i wasn't always obsessed with color. and i still feel like i am learning.
i hated color correcting in photo school because i didn't "see it." it took a while to train eyeballs to comprehend what color correcting actually means in the photo world.
here is the color wheel. study it. read it like a bedtime story. make combinations with color pallets. play games. remember 1st grade art school? primary colors & secondary colors? yep. start there and get more complex. hues, tones, saturations, complimentary colors and how they balance (or cancel out) other colors.
color correcting is a part of color photography. we printed all our own images (color is done in a complete DARKROOM. no light. no little red light. complete darkness.) the exposed paper is fed through the machine and when it spits out you bring it over to the 'light box' on the wall and look at the color. to color balance you would hold a colored gel over your eye and take it away fast in a swatting motion to see which color needed to be corrected and by how many points. (not by a simple slider in photoshop or lightroom). also, pending on the type of photography you photograph, fine art balances for whatever white object is in the frame and portraiture is allll about skin tone!
it wasn't until i lived in sweden in 2012 when i was declared i wanted to get better at seeing color and correcting. i sucked at it - i hated it and it frusturated me so i decided to tackle it HEAD ON. really forcing myself to play with temperature (warm vs cool) and tint (green vs magenta).
when i moved to los angeles and worked for justine ungaro i told her i was obsessed with color correcting to which she shipped me off to her editor to get the full breakdown of the world of lightroom and of course, color correcting. i don't want to do the math to know exactly how many images i color corrected that summer but i averaged 100 images per hour. (it takes around 8-10 hours per wedding and yes, i worked full time). i would daydream, become sucked into it (like a video game, where you are there but your mind drifts into it) and her darling dogs would bark and nearly give me heart attacks. :)

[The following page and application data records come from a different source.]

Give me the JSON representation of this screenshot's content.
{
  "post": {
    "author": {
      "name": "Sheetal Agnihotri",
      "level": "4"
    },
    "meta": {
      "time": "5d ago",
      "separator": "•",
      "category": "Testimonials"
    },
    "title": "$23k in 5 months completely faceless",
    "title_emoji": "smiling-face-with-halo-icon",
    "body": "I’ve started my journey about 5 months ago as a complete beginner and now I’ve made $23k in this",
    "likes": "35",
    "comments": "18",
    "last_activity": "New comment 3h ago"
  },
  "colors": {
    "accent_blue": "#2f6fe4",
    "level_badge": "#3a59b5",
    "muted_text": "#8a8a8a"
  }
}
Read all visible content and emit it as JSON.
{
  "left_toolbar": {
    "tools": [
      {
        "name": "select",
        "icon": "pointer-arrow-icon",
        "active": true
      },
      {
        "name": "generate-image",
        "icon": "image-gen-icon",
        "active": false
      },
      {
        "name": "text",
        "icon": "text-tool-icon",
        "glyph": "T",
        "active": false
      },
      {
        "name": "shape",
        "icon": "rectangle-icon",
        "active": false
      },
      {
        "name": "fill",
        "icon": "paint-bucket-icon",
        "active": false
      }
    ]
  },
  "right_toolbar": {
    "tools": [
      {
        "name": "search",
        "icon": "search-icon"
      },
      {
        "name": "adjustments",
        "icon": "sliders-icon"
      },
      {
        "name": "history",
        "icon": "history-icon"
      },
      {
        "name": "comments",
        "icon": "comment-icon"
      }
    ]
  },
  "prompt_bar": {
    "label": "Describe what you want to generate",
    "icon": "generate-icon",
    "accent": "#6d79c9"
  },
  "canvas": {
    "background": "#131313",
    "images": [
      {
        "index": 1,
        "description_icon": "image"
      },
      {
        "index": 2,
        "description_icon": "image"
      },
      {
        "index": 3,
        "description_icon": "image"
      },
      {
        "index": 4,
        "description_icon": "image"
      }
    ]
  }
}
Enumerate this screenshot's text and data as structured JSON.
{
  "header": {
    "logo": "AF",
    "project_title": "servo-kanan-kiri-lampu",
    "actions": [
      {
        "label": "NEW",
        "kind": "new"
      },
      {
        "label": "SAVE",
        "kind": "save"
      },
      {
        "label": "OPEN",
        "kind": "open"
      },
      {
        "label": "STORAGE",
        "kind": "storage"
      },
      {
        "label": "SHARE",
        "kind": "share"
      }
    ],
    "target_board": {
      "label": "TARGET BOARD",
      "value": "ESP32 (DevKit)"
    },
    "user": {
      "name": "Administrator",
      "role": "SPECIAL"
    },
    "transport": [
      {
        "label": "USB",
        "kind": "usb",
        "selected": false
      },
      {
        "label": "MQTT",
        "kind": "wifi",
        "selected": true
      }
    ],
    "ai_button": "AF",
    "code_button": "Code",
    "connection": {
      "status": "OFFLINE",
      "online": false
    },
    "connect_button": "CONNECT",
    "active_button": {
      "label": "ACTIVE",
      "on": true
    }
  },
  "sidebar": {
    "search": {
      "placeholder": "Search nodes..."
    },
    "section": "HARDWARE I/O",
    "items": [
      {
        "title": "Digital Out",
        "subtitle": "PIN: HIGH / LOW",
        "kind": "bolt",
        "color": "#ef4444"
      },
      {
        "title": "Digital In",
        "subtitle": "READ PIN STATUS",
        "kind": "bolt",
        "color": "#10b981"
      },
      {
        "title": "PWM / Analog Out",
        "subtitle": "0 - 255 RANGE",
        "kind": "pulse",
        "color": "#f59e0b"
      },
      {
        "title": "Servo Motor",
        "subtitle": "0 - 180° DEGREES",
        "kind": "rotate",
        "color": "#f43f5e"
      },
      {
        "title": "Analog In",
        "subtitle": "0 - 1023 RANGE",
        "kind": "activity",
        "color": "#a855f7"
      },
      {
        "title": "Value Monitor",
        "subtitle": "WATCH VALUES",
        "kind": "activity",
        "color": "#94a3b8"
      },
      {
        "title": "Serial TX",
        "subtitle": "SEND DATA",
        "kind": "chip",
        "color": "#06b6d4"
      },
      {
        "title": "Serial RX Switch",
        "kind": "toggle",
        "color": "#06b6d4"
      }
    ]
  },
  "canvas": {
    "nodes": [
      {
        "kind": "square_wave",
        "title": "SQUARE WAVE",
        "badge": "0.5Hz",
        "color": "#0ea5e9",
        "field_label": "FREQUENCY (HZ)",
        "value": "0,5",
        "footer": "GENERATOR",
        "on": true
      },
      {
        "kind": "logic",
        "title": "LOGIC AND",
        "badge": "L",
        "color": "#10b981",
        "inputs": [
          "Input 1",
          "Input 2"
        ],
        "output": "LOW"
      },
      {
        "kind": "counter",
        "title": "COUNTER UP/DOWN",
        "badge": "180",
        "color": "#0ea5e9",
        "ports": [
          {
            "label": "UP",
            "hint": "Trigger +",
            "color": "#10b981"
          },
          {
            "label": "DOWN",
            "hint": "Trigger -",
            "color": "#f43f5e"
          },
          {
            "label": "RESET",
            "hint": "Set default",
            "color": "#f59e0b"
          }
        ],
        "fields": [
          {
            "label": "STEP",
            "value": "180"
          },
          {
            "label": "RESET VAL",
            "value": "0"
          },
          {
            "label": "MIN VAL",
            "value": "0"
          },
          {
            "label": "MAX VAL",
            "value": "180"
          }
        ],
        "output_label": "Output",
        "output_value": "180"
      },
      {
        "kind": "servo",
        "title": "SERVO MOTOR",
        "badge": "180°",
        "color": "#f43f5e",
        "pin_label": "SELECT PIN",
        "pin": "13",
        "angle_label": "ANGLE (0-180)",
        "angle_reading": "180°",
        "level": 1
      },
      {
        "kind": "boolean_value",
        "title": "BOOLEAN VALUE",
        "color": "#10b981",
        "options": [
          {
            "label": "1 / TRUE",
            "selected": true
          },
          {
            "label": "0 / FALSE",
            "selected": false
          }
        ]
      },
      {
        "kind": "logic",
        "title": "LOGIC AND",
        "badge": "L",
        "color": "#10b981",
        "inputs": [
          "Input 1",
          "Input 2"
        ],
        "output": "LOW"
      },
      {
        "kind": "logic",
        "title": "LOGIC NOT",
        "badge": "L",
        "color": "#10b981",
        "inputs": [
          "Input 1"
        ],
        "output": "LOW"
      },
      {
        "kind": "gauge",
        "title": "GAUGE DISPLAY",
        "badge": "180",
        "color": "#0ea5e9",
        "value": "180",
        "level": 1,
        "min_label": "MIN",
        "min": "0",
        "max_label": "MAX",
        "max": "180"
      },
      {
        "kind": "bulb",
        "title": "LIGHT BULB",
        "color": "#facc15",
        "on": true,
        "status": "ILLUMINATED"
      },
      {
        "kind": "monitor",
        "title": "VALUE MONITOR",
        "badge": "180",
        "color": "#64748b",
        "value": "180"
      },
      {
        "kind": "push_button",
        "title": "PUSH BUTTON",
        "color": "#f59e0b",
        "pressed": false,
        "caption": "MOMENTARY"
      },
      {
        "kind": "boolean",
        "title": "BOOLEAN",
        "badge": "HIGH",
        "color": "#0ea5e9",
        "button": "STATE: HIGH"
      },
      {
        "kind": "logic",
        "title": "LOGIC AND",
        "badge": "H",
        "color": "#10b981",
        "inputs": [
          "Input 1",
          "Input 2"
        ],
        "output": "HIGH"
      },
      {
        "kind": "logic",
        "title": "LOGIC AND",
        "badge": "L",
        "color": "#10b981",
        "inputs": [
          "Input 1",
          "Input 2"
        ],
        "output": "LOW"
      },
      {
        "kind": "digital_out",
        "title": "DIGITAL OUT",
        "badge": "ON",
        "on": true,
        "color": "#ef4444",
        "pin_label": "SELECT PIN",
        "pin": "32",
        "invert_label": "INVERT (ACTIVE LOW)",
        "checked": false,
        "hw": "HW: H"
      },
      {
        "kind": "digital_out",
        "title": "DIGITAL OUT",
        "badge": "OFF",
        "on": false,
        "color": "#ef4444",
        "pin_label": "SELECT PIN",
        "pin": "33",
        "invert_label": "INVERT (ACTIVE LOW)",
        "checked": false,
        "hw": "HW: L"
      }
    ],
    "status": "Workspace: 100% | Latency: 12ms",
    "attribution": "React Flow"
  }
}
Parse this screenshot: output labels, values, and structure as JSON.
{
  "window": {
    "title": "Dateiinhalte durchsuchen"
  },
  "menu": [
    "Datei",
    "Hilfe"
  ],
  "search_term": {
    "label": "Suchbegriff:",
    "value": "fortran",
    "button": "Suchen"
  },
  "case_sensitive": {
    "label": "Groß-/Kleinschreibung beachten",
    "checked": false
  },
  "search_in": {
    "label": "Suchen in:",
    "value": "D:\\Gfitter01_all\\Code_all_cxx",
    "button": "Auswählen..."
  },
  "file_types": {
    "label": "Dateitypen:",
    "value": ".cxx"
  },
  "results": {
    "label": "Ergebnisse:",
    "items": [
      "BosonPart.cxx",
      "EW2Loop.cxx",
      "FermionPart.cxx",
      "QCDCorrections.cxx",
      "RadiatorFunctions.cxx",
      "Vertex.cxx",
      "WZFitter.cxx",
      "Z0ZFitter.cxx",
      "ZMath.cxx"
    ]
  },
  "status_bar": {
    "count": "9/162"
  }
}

i find it challenging yet therapeutic.
now a days, i am pushing my color knowledge in the make-up world which is even more challenging because you are looking at live skin tones - which is not 1 color - there are undertones, uneven colors, etc. there are beyond so many colors that look different on all different people with different color combinations. i work as an on-call artist at MAC and though i don't go through the formal make-up training, i learn so much by playing, non-stop questions and of course, buying my own make-up addiction.
which is the most perfect time to quickly get into this that is blowing my mind. (first, i work at MAC. i love MAC and am not being paid to gush about this product, i am genuinely obsessed.)
so yesterday at MAC i discovered what a TETRACHROMAT is. it's someone who can see 100 million colors. someone born with a 4th receptor in the pupil (usually it's 3). these people can see color in whites, blacks and all the colors in between. i am slightly jealous and would just LOVE to see what they see for a day. (it seems intense.)
maureen seagate is the artist that collaborated with MAC for this unique collection but i found this interview with an artist who is a tetrachromat. SO interesting:
their new lipstick line, Liptensity, which COMES OUT TODAY are shades of lipstick you have never seen before & not only do they feel AMAZING & MOISTURIZING & NON-LIPSTICKY.....
THEY WORK ON EVERYONE! ALL SKIN TONES, COLORS, EVERYONE!
you literally don't need to try it on to see if it will look good on you - IT WILL! you just need to have the hard choice of WHICH ONE (or 4 in my case) is best for you.
so excited to share my passion of color and color correcting, but now, back to the editing and of course, color correcting. XOXO
still want more? try the x-rite hue test! how do you score?! (im a perfect..naturally.)